Give the number of lines in the data below that contain "Dynamic", and only that number.

-- -- --

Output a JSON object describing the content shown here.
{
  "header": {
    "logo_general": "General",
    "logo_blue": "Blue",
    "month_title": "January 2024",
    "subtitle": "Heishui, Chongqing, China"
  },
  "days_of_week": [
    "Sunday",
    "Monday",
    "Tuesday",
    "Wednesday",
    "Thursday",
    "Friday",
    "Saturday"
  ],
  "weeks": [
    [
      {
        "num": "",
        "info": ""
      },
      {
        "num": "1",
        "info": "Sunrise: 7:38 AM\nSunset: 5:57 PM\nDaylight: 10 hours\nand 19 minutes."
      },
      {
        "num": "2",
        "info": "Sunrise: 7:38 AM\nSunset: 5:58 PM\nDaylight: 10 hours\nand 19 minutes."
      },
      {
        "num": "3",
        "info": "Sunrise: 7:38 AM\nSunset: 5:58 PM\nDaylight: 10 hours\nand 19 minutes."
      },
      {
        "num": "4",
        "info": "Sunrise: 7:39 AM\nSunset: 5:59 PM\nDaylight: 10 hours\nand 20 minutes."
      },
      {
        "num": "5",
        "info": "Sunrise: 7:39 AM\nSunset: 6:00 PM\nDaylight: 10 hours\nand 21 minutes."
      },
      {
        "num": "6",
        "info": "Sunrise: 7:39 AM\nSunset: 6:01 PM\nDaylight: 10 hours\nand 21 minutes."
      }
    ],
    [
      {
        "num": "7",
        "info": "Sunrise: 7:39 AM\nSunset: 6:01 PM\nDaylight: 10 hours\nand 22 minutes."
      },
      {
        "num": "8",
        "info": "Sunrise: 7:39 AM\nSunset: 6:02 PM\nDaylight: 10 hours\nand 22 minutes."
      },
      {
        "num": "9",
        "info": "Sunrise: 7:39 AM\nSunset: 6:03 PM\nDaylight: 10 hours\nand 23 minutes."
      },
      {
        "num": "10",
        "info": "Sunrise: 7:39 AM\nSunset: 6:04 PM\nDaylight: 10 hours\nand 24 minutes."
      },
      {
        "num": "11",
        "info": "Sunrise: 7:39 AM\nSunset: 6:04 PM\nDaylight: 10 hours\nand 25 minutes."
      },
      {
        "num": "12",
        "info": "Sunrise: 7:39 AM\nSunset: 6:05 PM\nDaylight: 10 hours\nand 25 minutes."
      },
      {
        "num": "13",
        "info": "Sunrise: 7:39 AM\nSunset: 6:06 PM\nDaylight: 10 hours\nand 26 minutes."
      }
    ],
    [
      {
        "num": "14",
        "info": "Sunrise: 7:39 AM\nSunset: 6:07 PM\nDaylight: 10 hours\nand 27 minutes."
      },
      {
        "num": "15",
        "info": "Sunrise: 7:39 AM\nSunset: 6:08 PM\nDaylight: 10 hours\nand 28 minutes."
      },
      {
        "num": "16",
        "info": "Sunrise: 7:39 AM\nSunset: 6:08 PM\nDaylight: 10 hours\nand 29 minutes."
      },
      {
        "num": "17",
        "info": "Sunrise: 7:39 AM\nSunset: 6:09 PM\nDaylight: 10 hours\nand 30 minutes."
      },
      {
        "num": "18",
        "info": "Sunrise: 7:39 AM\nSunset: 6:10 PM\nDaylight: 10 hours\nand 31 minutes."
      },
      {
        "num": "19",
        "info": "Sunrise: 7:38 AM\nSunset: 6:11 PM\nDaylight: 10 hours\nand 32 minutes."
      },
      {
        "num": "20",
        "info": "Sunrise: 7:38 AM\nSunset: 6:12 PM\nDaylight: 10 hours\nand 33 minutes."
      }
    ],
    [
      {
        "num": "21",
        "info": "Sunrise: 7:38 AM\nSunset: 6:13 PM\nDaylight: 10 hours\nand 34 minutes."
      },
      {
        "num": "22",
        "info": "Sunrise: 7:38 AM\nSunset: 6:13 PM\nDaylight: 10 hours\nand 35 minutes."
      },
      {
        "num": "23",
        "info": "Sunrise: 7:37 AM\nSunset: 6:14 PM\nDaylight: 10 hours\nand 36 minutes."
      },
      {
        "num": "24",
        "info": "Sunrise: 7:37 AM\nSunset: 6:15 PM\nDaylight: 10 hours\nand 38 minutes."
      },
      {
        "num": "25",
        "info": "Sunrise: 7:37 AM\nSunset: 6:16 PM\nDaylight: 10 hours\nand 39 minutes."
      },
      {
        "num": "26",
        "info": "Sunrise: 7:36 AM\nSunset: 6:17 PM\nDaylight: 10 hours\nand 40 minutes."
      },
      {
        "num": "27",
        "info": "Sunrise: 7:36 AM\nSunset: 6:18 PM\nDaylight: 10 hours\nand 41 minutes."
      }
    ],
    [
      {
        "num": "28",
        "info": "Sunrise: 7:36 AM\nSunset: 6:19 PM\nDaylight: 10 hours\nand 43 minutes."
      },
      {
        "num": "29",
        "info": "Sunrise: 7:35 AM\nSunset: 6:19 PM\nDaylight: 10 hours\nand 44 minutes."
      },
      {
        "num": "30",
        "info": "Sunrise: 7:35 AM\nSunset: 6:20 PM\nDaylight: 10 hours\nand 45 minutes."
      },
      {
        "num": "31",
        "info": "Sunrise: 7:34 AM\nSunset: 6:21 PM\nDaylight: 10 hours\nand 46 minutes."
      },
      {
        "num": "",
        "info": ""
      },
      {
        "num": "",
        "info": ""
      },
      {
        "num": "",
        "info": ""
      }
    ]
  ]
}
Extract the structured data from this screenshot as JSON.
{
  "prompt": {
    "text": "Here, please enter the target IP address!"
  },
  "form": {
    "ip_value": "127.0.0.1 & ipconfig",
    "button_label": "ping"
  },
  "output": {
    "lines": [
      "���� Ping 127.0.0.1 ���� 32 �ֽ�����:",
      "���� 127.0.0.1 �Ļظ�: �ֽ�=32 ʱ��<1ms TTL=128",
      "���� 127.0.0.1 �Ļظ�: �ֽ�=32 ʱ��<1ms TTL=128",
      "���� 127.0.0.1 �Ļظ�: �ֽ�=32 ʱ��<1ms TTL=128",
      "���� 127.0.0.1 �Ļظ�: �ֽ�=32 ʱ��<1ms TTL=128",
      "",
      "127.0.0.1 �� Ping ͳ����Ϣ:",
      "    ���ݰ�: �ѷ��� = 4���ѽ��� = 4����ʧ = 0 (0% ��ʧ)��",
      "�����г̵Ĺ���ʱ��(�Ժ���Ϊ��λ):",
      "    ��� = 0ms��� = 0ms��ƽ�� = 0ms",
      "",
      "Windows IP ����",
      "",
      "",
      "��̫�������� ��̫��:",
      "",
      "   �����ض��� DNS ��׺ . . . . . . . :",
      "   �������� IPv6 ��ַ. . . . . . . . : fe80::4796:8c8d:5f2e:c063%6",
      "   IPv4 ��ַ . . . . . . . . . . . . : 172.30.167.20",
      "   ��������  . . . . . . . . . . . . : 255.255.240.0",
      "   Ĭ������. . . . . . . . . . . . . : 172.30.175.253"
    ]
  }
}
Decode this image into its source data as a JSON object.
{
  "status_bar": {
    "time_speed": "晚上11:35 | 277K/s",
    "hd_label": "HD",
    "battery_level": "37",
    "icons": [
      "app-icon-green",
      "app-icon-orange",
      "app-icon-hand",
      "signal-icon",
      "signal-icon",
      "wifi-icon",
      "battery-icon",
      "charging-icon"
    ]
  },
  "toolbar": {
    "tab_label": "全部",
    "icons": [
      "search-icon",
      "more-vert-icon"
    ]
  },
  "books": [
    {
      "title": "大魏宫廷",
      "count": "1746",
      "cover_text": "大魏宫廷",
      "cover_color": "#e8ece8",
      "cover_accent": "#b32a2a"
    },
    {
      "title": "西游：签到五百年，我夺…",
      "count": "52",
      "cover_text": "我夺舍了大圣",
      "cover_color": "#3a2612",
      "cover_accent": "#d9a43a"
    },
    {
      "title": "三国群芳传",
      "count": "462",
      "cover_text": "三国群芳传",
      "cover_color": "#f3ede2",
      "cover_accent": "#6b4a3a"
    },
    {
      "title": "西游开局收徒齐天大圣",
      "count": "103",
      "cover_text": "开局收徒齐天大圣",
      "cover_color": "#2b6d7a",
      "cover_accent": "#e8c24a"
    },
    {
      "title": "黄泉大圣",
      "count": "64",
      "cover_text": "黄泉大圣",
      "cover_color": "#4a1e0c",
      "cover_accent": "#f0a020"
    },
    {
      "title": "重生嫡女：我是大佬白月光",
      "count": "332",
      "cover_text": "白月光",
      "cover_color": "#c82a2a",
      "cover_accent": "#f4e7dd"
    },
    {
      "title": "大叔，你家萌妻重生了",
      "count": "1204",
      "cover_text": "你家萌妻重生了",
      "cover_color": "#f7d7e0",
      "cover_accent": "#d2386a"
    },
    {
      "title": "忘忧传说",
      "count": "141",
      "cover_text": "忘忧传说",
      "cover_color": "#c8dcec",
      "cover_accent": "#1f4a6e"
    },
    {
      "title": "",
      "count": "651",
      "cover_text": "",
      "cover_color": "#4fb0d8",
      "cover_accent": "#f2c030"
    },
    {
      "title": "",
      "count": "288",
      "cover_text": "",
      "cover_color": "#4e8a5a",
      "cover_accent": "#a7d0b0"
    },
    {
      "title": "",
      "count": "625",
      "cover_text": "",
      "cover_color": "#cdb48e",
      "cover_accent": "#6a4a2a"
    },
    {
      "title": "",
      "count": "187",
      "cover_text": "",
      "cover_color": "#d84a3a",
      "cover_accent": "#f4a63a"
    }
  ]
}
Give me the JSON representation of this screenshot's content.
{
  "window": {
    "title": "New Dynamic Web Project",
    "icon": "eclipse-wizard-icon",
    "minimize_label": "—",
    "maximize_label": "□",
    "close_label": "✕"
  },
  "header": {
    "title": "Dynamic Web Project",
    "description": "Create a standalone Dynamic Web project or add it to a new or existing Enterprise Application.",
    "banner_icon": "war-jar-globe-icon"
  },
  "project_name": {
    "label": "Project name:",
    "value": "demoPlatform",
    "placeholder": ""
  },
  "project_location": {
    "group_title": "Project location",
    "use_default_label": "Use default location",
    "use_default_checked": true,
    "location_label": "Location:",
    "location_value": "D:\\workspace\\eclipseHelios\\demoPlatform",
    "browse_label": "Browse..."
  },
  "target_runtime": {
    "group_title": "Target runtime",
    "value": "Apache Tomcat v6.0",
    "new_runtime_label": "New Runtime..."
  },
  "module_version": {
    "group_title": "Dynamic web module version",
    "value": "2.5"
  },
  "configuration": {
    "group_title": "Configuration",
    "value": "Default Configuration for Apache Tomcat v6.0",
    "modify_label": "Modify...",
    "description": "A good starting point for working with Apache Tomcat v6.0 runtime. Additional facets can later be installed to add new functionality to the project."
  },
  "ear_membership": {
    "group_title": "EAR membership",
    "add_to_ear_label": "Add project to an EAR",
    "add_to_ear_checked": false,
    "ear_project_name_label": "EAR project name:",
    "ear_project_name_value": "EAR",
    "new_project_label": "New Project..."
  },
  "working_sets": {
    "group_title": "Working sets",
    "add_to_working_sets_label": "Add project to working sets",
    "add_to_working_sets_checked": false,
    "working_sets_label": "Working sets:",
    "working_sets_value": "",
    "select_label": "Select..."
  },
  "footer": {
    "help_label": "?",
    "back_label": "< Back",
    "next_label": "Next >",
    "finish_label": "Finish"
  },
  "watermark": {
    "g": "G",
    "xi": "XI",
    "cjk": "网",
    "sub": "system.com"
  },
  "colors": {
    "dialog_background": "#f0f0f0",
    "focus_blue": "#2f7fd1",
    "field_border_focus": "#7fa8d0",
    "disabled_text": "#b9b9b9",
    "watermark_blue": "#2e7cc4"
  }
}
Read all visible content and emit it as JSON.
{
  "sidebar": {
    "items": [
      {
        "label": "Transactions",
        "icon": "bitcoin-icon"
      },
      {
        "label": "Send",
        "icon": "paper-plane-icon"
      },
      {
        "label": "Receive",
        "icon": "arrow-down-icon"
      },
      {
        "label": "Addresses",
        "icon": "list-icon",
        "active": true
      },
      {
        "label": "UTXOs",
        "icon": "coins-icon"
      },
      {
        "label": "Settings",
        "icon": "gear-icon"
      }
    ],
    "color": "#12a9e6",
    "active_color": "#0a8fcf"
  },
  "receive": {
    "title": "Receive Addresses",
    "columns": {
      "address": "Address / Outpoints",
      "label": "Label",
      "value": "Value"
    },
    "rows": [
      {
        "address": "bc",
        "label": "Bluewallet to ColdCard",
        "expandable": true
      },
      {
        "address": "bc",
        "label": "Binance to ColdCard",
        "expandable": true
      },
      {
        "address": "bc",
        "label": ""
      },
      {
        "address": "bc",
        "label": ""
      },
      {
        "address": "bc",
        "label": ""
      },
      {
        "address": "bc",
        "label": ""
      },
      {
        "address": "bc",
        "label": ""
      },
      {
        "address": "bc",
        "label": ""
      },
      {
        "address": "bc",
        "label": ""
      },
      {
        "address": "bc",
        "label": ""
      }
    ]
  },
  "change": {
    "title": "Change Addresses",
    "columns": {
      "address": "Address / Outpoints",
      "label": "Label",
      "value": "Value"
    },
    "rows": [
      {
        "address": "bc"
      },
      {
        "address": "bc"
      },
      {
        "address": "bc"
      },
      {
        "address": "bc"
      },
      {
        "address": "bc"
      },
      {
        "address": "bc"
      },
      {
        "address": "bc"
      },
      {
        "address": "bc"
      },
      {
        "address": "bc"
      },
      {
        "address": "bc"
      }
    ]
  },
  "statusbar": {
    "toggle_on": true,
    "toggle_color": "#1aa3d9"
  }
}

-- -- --

▶ _Solution to this problem_:
4